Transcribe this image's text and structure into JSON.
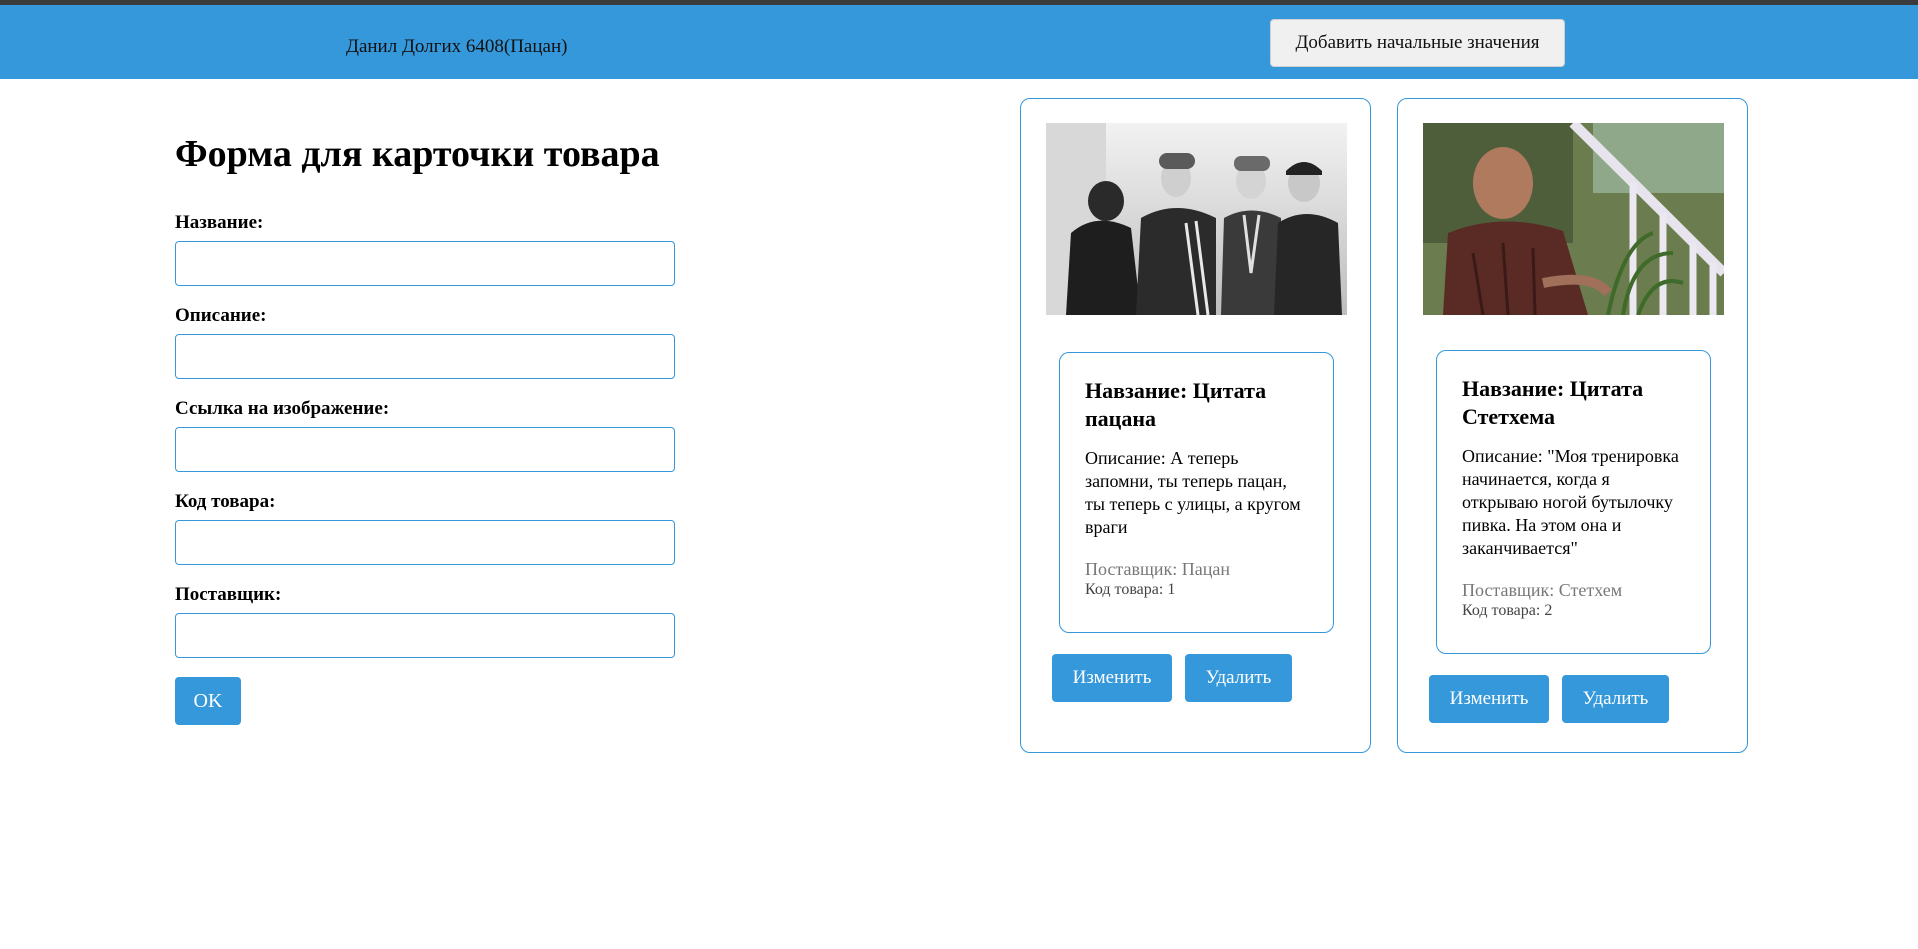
{
  "header": {
    "user_label": "Данил Долгих 6408(Пацан)",
    "add_initial_button": "Добавить начальные значения"
  },
  "form": {
    "title": "Форма для карточки товара",
    "fields": [
      {
        "label": "Название:",
        "value": "",
        "placeholder": ""
      },
      {
        "label": "Описание:",
        "value": "",
        "placeholder": ""
      },
      {
        "label": "Ссылка на изображение:",
        "value": "",
        "placeholder": ""
      },
      {
        "label": "Код товара:",
        "value": "",
        "placeholder": ""
      },
      {
        "label": "Поставщик:",
        "value": "",
        "placeholder": ""
      }
    ],
    "submit_label": "OK"
  },
  "cards": [
    {
      "title": "Навзание: Цитата пацана",
      "description": "Описание: А теперь запомни, ты теперь пацан, ты теперь с улицы, а кругом враги",
      "supplier": "Поставщик: Пацан",
      "code": "Код товара: 1",
      "edit_label": "Изменить",
      "delete_label": "Удалить",
      "image": "black-and-white-group-photo"
    },
    {
      "title": "Навзание: Цитата Стетхема",
      "description": "Описание: \"Моя тренировка начинается, когда я открываю ногой бутылочку пивка. На этом она и заканчивается\"",
      "supplier": "Поставщик: Стетхем",
      "code": "Код товара: 2",
      "edit_label": "Изменить",
      "delete_label": "Удалить",
      "image": "man-on-porch-photo"
    }
  ],
  "colors": {
    "accent": "#3598db",
    "header_strip": "#3b3b3b",
    "muted_text": "#777777"
  }
}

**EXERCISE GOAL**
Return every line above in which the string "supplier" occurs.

**SOLUTION FOR THIS TASK**
      "supplier": "Поставщик: Пацан",
      "supplier": "Поставщик: Стетхем",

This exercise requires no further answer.